=== TASK INPUTS ===
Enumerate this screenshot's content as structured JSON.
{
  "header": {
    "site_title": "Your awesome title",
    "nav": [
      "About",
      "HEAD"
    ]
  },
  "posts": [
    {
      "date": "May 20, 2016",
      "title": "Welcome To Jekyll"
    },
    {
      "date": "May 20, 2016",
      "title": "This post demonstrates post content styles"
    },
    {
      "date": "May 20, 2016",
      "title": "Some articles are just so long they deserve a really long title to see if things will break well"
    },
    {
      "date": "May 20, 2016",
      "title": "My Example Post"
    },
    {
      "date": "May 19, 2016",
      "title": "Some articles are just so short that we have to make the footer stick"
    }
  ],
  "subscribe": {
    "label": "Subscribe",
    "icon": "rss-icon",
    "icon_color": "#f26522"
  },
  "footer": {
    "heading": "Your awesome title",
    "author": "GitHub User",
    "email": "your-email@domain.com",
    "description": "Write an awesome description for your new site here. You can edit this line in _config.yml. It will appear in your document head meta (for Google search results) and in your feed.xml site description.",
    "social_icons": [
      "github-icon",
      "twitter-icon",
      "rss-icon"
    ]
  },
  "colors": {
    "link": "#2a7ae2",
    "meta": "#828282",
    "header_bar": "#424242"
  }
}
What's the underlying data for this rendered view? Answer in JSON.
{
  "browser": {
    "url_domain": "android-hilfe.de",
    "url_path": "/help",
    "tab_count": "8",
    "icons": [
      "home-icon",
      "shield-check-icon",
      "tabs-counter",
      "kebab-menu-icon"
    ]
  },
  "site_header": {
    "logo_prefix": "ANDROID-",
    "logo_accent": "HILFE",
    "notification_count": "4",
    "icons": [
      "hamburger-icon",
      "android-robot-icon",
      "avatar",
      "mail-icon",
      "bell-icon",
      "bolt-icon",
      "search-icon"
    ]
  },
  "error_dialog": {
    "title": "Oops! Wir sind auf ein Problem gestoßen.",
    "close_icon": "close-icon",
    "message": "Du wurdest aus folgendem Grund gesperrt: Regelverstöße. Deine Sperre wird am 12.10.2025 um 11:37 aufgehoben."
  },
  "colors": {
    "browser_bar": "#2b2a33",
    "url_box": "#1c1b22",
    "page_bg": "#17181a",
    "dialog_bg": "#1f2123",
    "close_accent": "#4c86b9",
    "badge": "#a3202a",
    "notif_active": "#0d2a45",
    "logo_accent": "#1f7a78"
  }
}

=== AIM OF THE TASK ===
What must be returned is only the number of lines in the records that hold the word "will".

=== YOUR RESPONSE ===
2